If the problem was just coastal versus heartland, or academic versus working class, young versus old, or change versus same, I wouldn't make my blanket statement. But black versus white, or I should say, non-white versus white is a terminal illness for a country in which 1) the fasting growing segment is hispanic and especially so if 2) that kind of animosity is institutionalized in the form of a political party. What would Canada look like if one major party of a two-party system was Anglo-hating francophones and the other was French-hating anglophones? If people of one party hated the Prime Minister for being bilingual, just as some people hate Obama for being biracial? It's bad enough if that kind of hatred runs in just one direction, but when it runs both ways, the end is near.

To my mind, America, despite all its history and flexibility and versatility and capability is on a political and cultural precipice. Madness, as Goyer said, is like gravity. All it needs is a little push. In a novel, they call it a trigger incident. It just doesn't seem like such a stretch that in a moment in history where Republican politicians are fanning the flames of racist rhetoric and characterizing Obama as pretty-much your worst nightmare: reverse racist, deep-seated-hatred of white people (including half of himself, a quarter of his daughters, his grandparents, and his mother), Satan, Muslim, Kenyan-born illegitimate Commander-in-Chief with his button on the nuclear trigger and his hand on grandma's life support machine, coming to take your guns, give out free abortions, marry gays on the White House lawn, open the borders, give free health care to illegal immigrants, increase the size of government while spending the country to bankruptcy and ruin - it doesn't seem like such a stretch that one of these enterprising gentlemen who have taken it upon themselves to exercise their Second Amendment rights at presidential rallies, might just take the initiative and water the tree of liberty with his blood. I really can't see how Abe Lincoln, Bill McKinley or Jack Kennedy could have pissed of as many people as Barack will in the next four years without even trying, and they all got assassinated. And they were white. Assassination of political leaders is almost as well an established American tradition as assassination of Black leaders; Barack Obama happens to be both of those things. And combine that with the notoriety and publicity that the assassin would undoubtedly get: hero to some the country, reviled by most, but known to all - the politics aside, that might be motivation enough in itself.

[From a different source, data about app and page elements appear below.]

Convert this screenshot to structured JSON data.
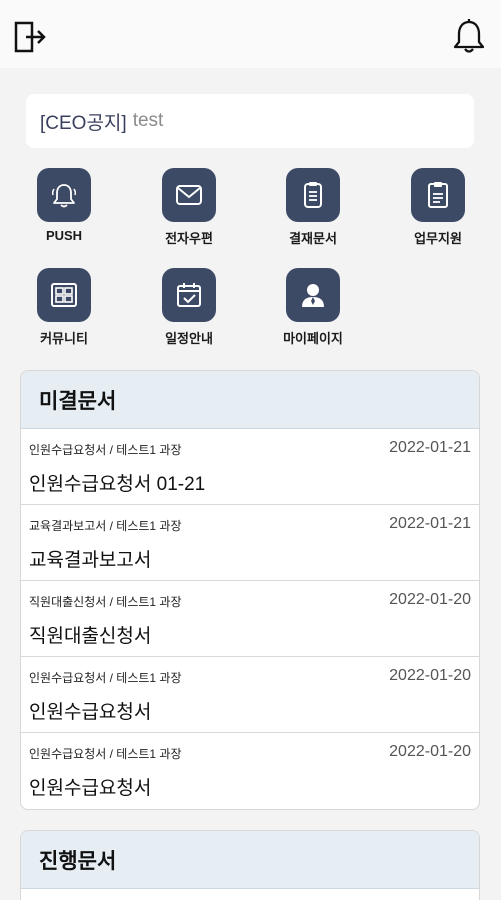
{
  "header": {
    "exit_icon": "logout-icon",
    "bell_icon": "bell-icon"
  },
  "notice": {
    "tag": "[CEO공지]",
    "message": "test"
  },
  "menu": [
    {
      "label": "PUSH",
      "icon": "bell-icon"
    },
    {
      "label": "전자우편",
      "icon": "mail-icon"
    },
    {
      "label": "결재문서",
      "icon": "clipboard-icon"
    },
    {
      "label": "업무지원",
      "icon": "clipboard-list-icon"
    },
    {
      "label": "커뮤니티",
      "icon": "community-icon"
    },
    {
      "label": "일정안내",
      "icon": "calendar-icon"
    },
    {
      "label": "마이페이지",
      "icon": "user-icon"
    }
  ],
  "pending": {
    "title": "미결문서",
    "items": [
      {
        "meta": "인원수급요청서 / 테스트1 과장",
        "date": "2022-01-21",
        "title": "인원수급요청서 01-21"
      },
      {
        "meta": "교육결과보고서 / 테스트1 과장",
        "date": "2022-01-21",
        "title": "교육결과보고서"
      },
      {
        "meta": "직원대출신청서 / 테스트1 과장",
        "date": "2022-01-20",
        "title": "직원대출신청서"
      },
      {
        "meta": "인원수급요청서 / 테스트1 과장",
        "date": "2022-01-20",
        "title": "인원수급요청서"
      },
      {
        "meta": "인원수급요청서 / 테스트1 과장",
        "date": "2022-01-20",
        "title": "인원수급요청서"
      }
    ]
  },
  "progress": {
    "title": "진행문서"
  },
  "colors": {
    "icon_bg": "#3c4a66",
    "panel_head": "#e6eef4",
    "notice_tag": "#3a3f5e"
  }
}
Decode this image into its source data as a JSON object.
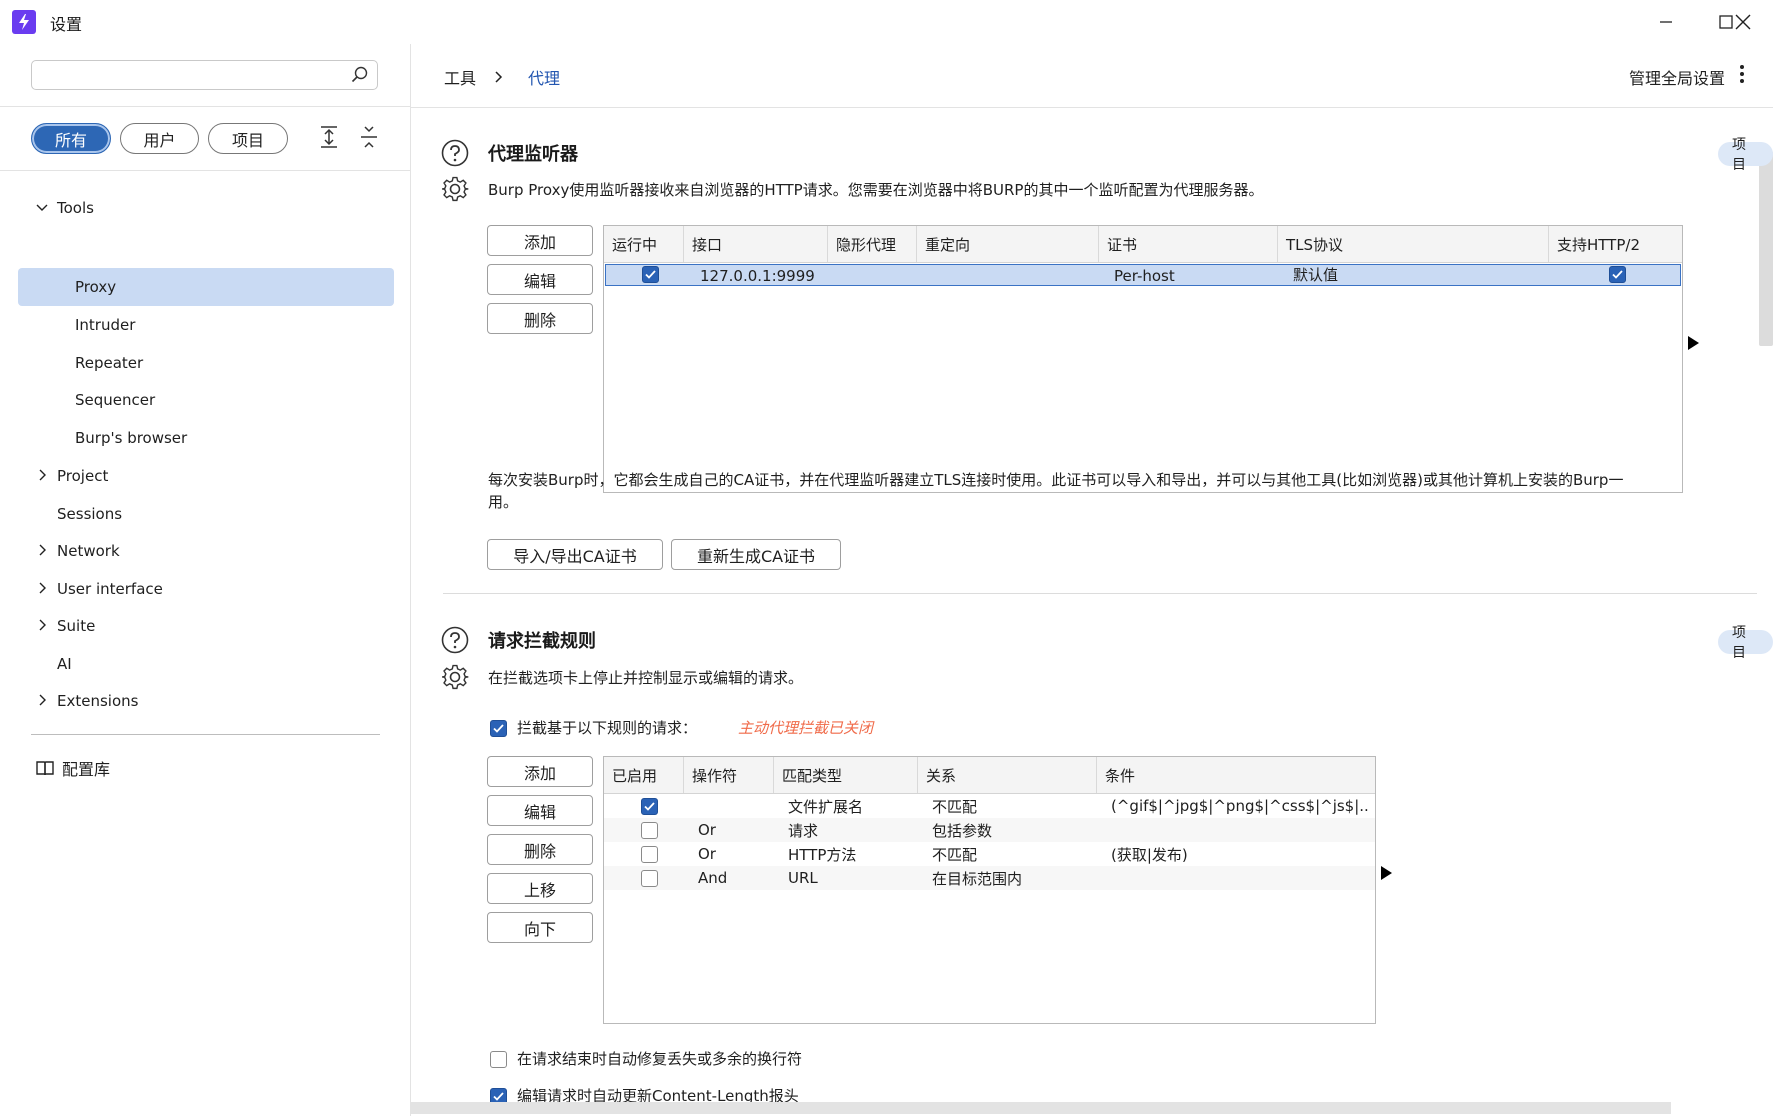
{
  "window": {
    "title": "设置",
    "accent": "#6a3cf0"
  },
  "sidebar": {
    "search": {
      "value": "",
      "placeholder": ""
    },
    "filters": [
      {
        "label": "所有",
        "active": true
      },
      {
        "label": "用户",
        "active": false
      },
      {
        "label": "项目",
        "active": false
      }
    ],
    "tree": [
      {
        "label": "Tools",
        "expanded": true,
        "children": [
          {
            "label": "Proxy",
            "selected": true
          },
          {
            "label": "Intruder"
          },
          {
            "label": "Repeater"
          },
          {
            "label": "Sequencer"
          },
          {
            "label": "Burp's browser"
          }
        ]
      },
      {
        "label": "Project",
        "expandable": true
      },
      {
        "label": "Sessions",
        "expandable": false
      },
      {
        "label": "Network",
        "expandable": true
      },
      {
        "label": "User interface",
        "expandable": true
      },
      {
        "label": "Suite",
        "expandable": true
      },
      {
        "label": "AI",
        "expandable": false
      },
      {
        "label": "Extensions",
        "expandable": true
      }
    ],
    "library_label": "配置库"
  },
  "topbar": {
    "breadcrumb": [
      "工具",
      "代理"
    ],
    "global_settings": "管理全局设置"
  },
  "listeners": {
    "title": "代理监听器",
    "tag": "项目",
    "description": "Burp Proxy使用监听器接收来自浏览器的HTTP请求。您需要在浏览器中将BURP的其中一个监听配置为代理服务器。",
    "buttons": [
      "添加",
      "编辑",
      "删除"
    ],
    "columns": [
      "运行中",
      "接口",
      "隐形代理",
      "重定向",
      "证书",
      "TLS协议",
      "支持HTTP/2"
    ],
    "rows": [
      {
        "running": true,
        "interface": "127.0.0.1:9999",
        "invisible": "",
        "redirect": "",
        "cert": "Per-host",
        "tls": "默认值",
        "http2": true
      }
    ],
    "ca_note": "每次安装Burp时，它都会生成自己的CA证书，并在代理监听器建立TLS连接时使用。此证书可以导入和导出，并可以与其他工具(比如浏览器)或其他计算机上安装的Burp一起使用。",
    "ca_note_line1": "每次安装Burp时，它都会生成自己的CA证书，并在代理监听器建立TLS连接时使用。此证书可以导入和导出，并可以与其他工具(比如浏览器)或其他计算机上安装的Burp一",
    "ca_note_line2": "用。",
    "ca_buttons": [
      "导入/导出CA证书",
      "重新生成CA证书"
    ]
  },
  "intercept": {
    "title": "请求拦截规则",
    "tag": "项目",
    "description": "在拦截选项卡上停止并控制显示或编辑的请求。",
    "enable_label": "拦截基于以下规则的请求：",
    "enable_checked": true,
    "warning": "主动代理拦截已关闭",
    "warning_color": "#f06b4a",
    "buttons": [
      "添加",
      "编辑",
      "删除",
      "上移",
      "向下"
    ],
    "columns": [
      "已启用",
      "操作符",
      "匹配类型",
      "关系",
      "条件"
    ],
    "rows": [
      {
        "enabled": true,
        "op": "",
        "match": "文件扩展名",
        "rel": "不匹配",
        "cond": "(^gif$|^jpg$|^png$|^css$|^js$|..."
      },
      {
        "enabled": false,
        "op": "Or",
        "match": "请求",
        "rel": "包括参数",
        "cond": ""
      },
      {
        "enabled": false,
        "op": "Or",
        "match": "HTTP方法",
        "rel": "不匹配",
        "cond": "(获取|发布)"
      },
      {
        "enabled": false,
        "op": "And",
        "match": "URL",
        "rel": "在目标范围内",
        "cond": ""
      }
    ],
    "options": [
      {
        "label": "在请求结束时自动修复丢失或多余的换行符",
        "checked": false
      },
      {
        "label": "编辑请求时自动更新Content-Length报头",
        "checked": true
      }
    ]
  }
}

How much could Republicans distance themselves from the actions of that gunman? How much would they want to? How would the black community react to having their Messiah gunned down over - of all things - trying to give healthcare to the needy? How would the other minorities - particularly the most demographically significant group in the country, the Hispanics - react to the assassination of the President that put the first Latina on the Supreme Court?

Needless to say, I think that act would hasten the end of Pax Americana. Americans would have far more important things to worry about than maintaining order in the world. The cards are stacked against America as it is. I remember watching an episode of Ghost in the Shell: Stand Alone Complex a few years ago, where they explain the history of their future, a future where the United States is a tertiary power to Japan, which had developed technology to scrub atmospheric radiation in the event of nuclear attack. The nuclear threat neutralized through missile defense systems, the American States became divided, philosophically and geographically, between those who sought to push for a new defense paradigm and those who accepted relinquishing their superpower status in the world. When I first saw it, I remembered thinking "What artistic license! That would never happen." All sorts of things seem impossible until they became inevitable. Canadians have much less to argue over and we almost broke apart. The United States fought a civil war over how much they didn't like each other. It's just a feeling...but I think a falling out of historic proportions is on the horizon.